It is a tragedy that 55-year-old South African military contractor William Endley might well be hanged after being sentenced to death yesterday by a military court in Juba, South Sudan.
Endley, a former advisor to South Sudanese rebel leader Riek Machar – who has fled the country – was charged with various offences, including plotting to overthrow the government.
South Sudan is the world’s newest country, having come into being only in 2013 after a bloody civil war in Sudan.
The case is still murky, with Endley’s defence representatives arguing that he was in fact helping integrate former rebel forces into the South Sudan defence force after the conflict.
There are those who would call Endley a mercenary and argue that he knew the risks of becoming involved in that line of work. The South African government is also opposed to its citizens working for private military companies.

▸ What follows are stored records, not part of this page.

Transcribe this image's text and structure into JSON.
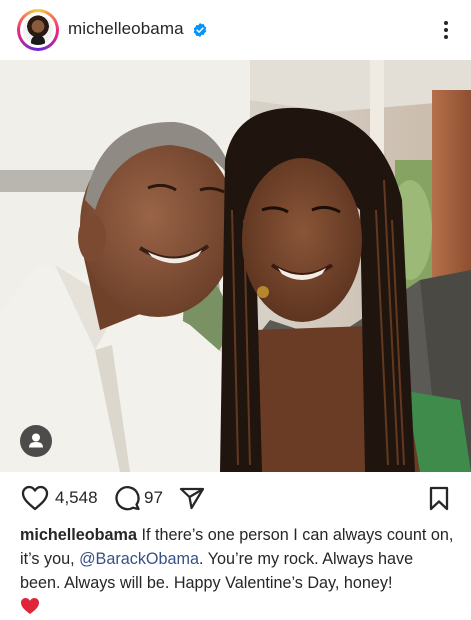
{
  "post": {
    "username": "michelleobama",
    "verified": true,
    "likes": "4,548",
    "comments": "97",
    "caption": {
      "username": "michelleobama",
      "text_before": "If there’s one person I can always count on, it’s you,",
      "mention": "@BarackObama",
      "text_after": ". You’re my rock. Always have been. Always will be. Happy Valentine’s Day, honey!",
      "emoji": "red-heart"
    }
  },
  "icons": {
    "verified": "verified-badge-icon",
    "more": "more-options-icon",
    "like": "heart-icon",
    "comment": "comment-icon",
    "share": "share-icon",
    "save": "bookmark-icon",
    "tag": "tagged-user-icon"
  },
  "colors": {
    "verified_blue": "#0095f6",
    "mention": "#385185",
    "text": "#262626",
    "emoji_heart": "#e0243a"
  }
}
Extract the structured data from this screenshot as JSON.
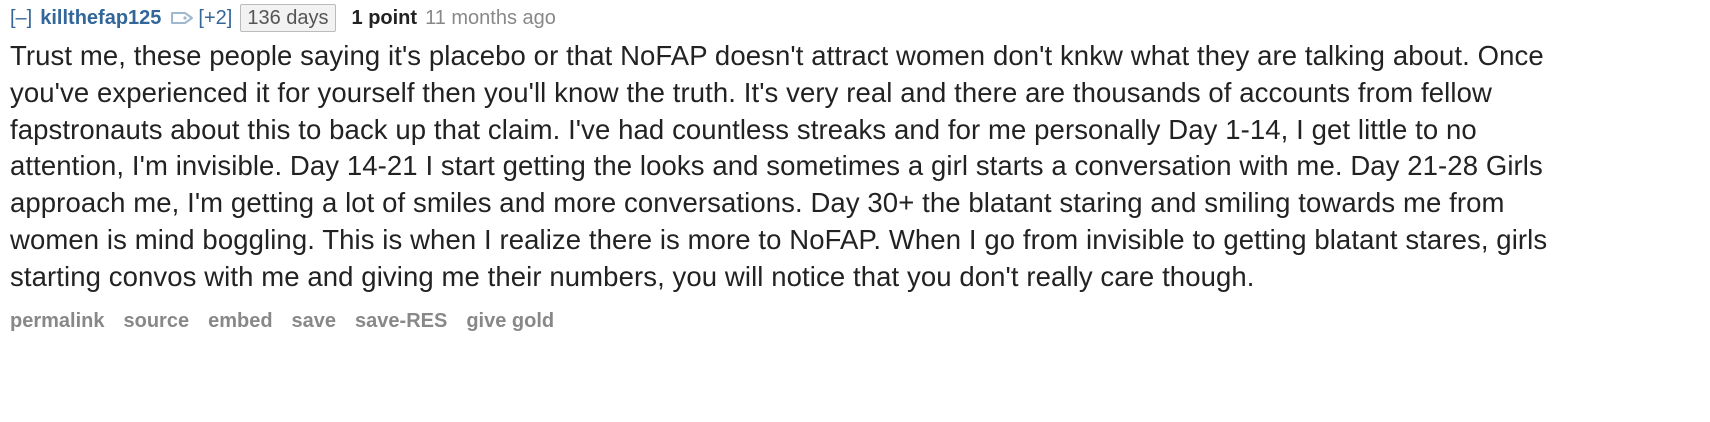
{
  "comment": {
    "expand_label": "[–]",
    "author": "killthefap125",
    "icon": "tag-icon",
    "karma_label": "[+2]",
    "days_badge": "136 days",
    "score": "1 point",
    "time": "11 months ago",
    "body": "Trust me, these people saying it's placebo or that NoFAP doesn't attract women don't knkw what they are talking about. Once you've experienced it for yourself then you'll know the truth. It's very real and there are thousands of accounts from fellow fapstronauts about this to back up that claim. I've had countless streaks and for me personally Day 1-14, I get little to no attention, I'm invisible. Day 14-21 I start getting the looks and sometimes a girl starts a conversation with me. Day 21-28 Girls approach me, I'm getting a lot of smiles and more conversations. Day 30+ the blatant staring and smiling towards me from women is mind boggling. This is when I realize there is more to NoFAP. When I go from invisible to getting blatant stares, girls starting convos with me and giving me their numbers, you will notice that you don't really care though."
  },
  "buttons": {
    "permalink": "permalink",
    "source": "source",
    "embed": "embed",
    "save": "save",
    "save_res": "save-RES",
    "give_gold": "give gold"
  },
  "colors": {
    "author": "#336699",
    "meta": "#888888",
    "text": "#222222",
    "badge_bg": "#f2f2f2"
  }
}
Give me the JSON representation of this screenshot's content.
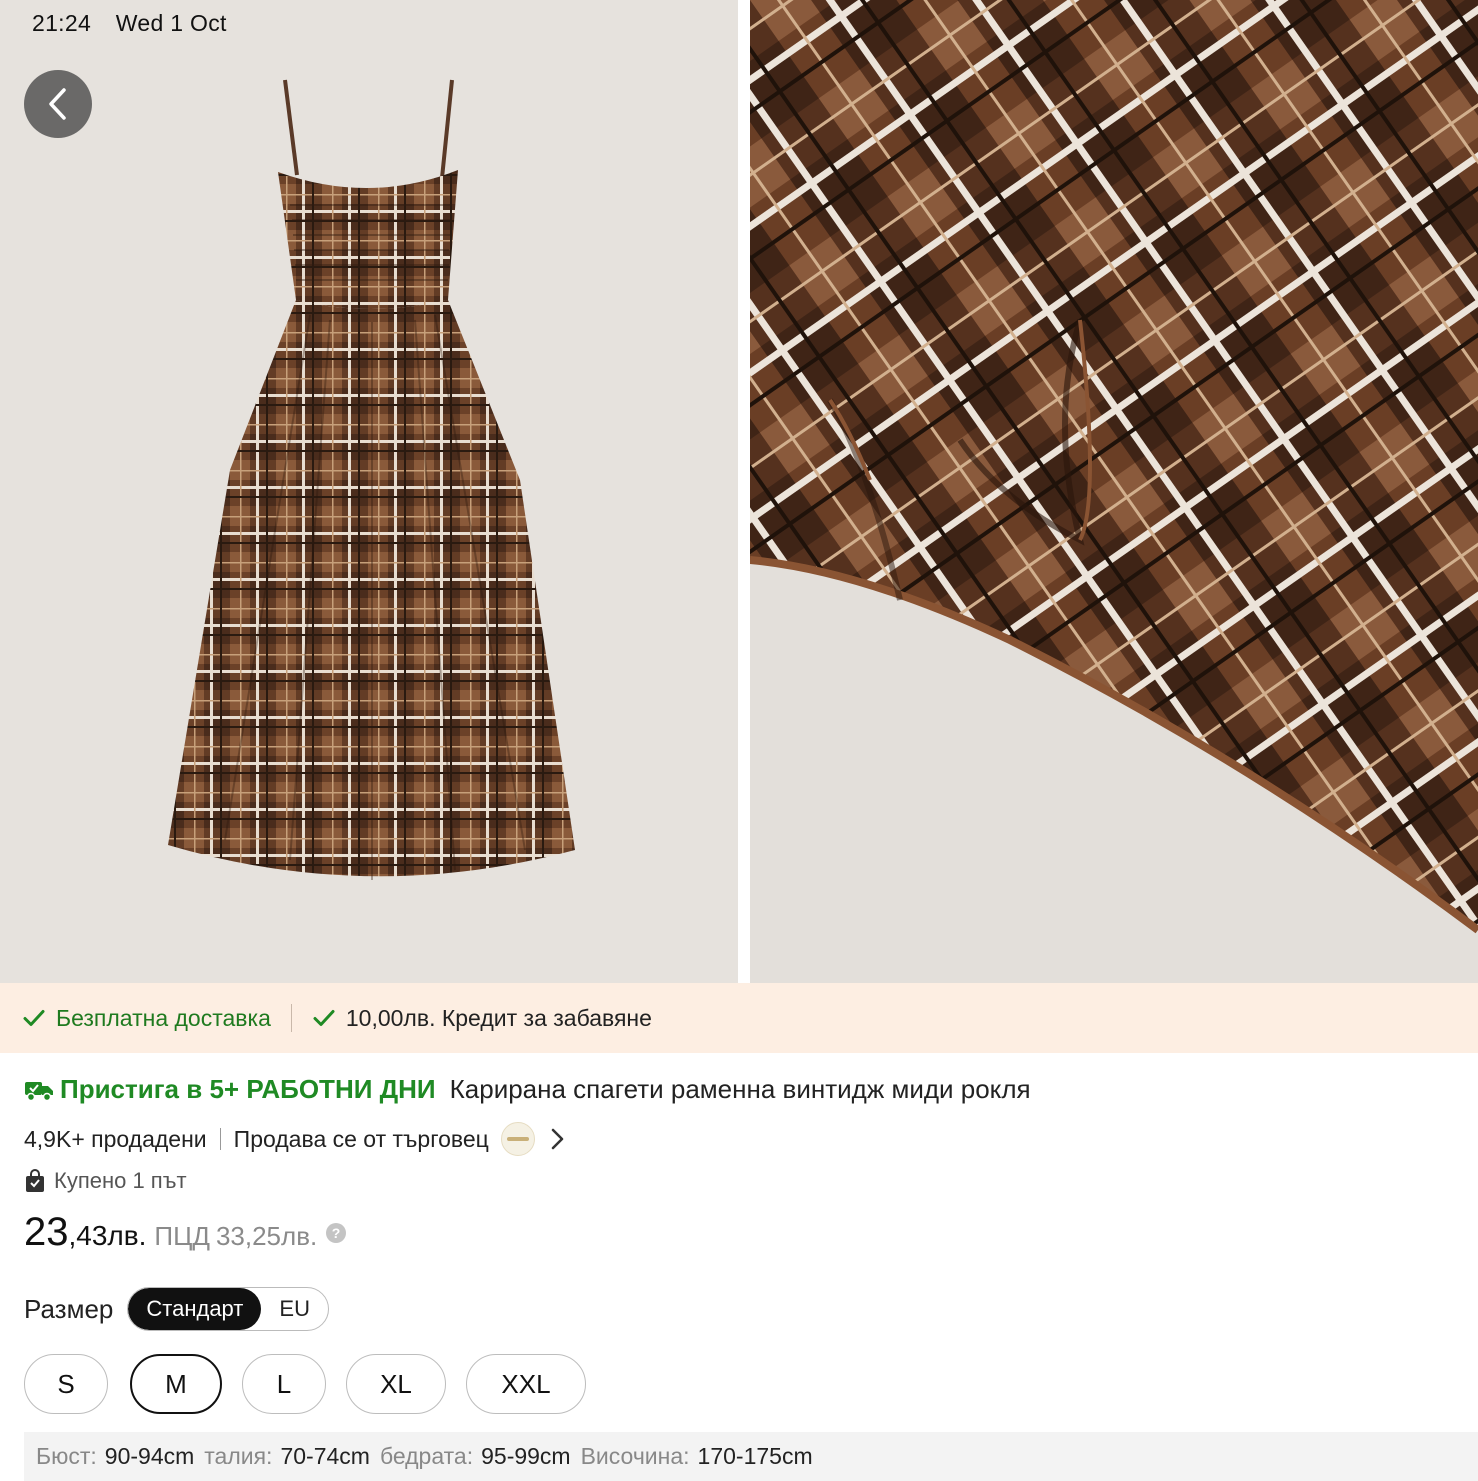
{
  "status_bar": {
    "time": "21:24",
    "date": "Wed 1 Oct"
  },
  "gallery": {
    "back_icon": "chevron-left-icon",
    "images": [
      "plaid-dress-front",
      "plaid-fabric-hem-closeup"
    ]
  },
  "promo": {
    "free_shipping": "Безплатна доставка",
    "delay_credit": "10,00лв. Кредит за забавяне"
  },
  "product": {
    "arrival": "Пристига в 5+ РАБОТНИ ДНИ",
    "title": "Карирана спагети раменна винтидж миди рокля",
    "sold": "4,9K+ продадени",
    "seller": "Продава се от търговец",
    "bought": "Купено 1 път",
    "price_int": "23",
    "price_dec": ",43лв.",
    "rrp_label": "ПЦД",
    "rrp": "33,25лв."
  },
  "size_section": {
    "label": "Размер",
    "standards": [
      "Стандарт",
      "EU"
    ],
    "active_standard": "Стандарт",
    "sizes": [
      "S",
      "M",
      "L",
      "XL",
      "XXL"
    ],
    "selected": "M"
  },
  "measurements": [
    {
      "key": "Бюст:",
      "value": "90-94cm"
    },
    {
      "key": "талия:",
      "value": "70-74cm"
    },
    {
      "key": "бедрата:",
      "value": "95-99cm"
    },
    {
      "key": "Височина:",
      "value": "170-175cm"
    }
  ],
  "colors": {
    "accent_green": "#1f8a24",
    "promo_bg": "#fdeee2"
  }
}
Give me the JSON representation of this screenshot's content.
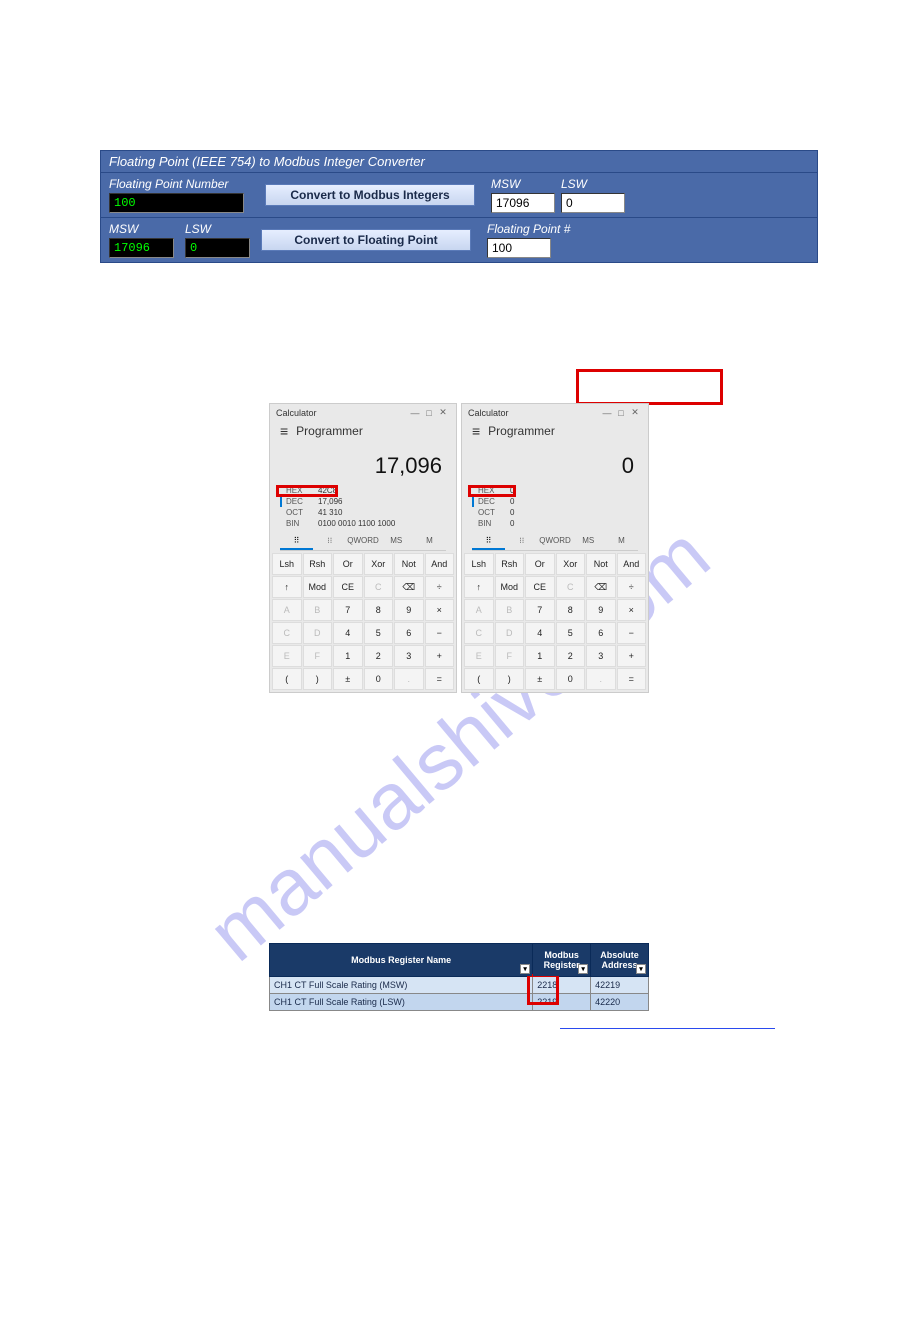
{
  "watermark": "manualshive.com",
  "converter": {
    "title": "Floating Point (IEEE 754) to Modbus Integer Converter",
    "fp_label": "Floating Point Number",
    "fp_value": "100",
    "to_int_btn": "Convert to Modbus Integers",
    "msw_label": "MSW",
    "lsw_label": "LSW",
    "out_msw": "17096",
    "out_lsw": "0",
    "in_msw": "17096",
    "in_lsw": "0",
    "to_float_btn": "Convert to Floating Point",
    "fp_out_label": "Floating Point #",
    "fp_out": "100"
  },
  "calc_left": {
    "title": "Calculator",
    "mode": "Programmer",
    "display": "17,096",
    "hex": "42C8",
    "dec": "17,096",
    "oct": "41 310",
    "bin": "0100 0010 1100 1000"
  },
  "calc_right": {
    "title": "Calculator",
    "mode": "Programmer",
    "display": "0",
    "hex": "0",
    "dec": "0",
    "oct": "0",
    "bin": "0"
  },
  "calc_common": {
    "hex_lbl": "HEX",
    "dec_lbl": "DEC",
    "oct_lbl": "OCT",
    "bin_lbl": "BIN",
    "tab_qword": "QWORD",
    "tab_ms": "MS",
    "row1": [
      "Lsh",
      "Rsh",
      "Or",
      "Xor",
      "Not",
      "And"
    ],
    "row2": [
      "↑",
      "Mod",
      "CE",
      "C",
      "⌫",
      "÷"
    ],
    "row3": [
      "A",
      "B",
      "7",
      "8",
      "9",
      "×"
    ],
    "row4": [
      "C",
      "D",
      "4",
      "5",
      "6",
      "−"
    ],
    "row5": [
      "E",
      "F",
      "1",
      "2",
      "3",
      "+"
    ],
    "row6": [
      "(",
      ")",
      "±",
      "0",
      ".",
      "="
    ]
  },
  "regtable": {
    "h1": "Modbus Register Name",
    "h2": "Modbus Register",
    "h3": "Absolute Address",
    "rows": [
      {
        "name": "CH1 CT Full Scale Rating (MSW)",
        "reg": "2218",
        "addr": "42219"
      },
      {
        "name": "CH1 CT Full Scale Rating (LSW)",
        "reg": "2219",
        "addr": "42220"
      }
    ]
  }
}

But the reality is that many trained, and skilled, former soldiers have not been able to find gainful employment in civilian life in this country and have no alternative.
Perhaps our government should think about harnessing these abilities and experience to help bolster our peacekeeping missions in Africa.
Our old soldiers should not be cast aside.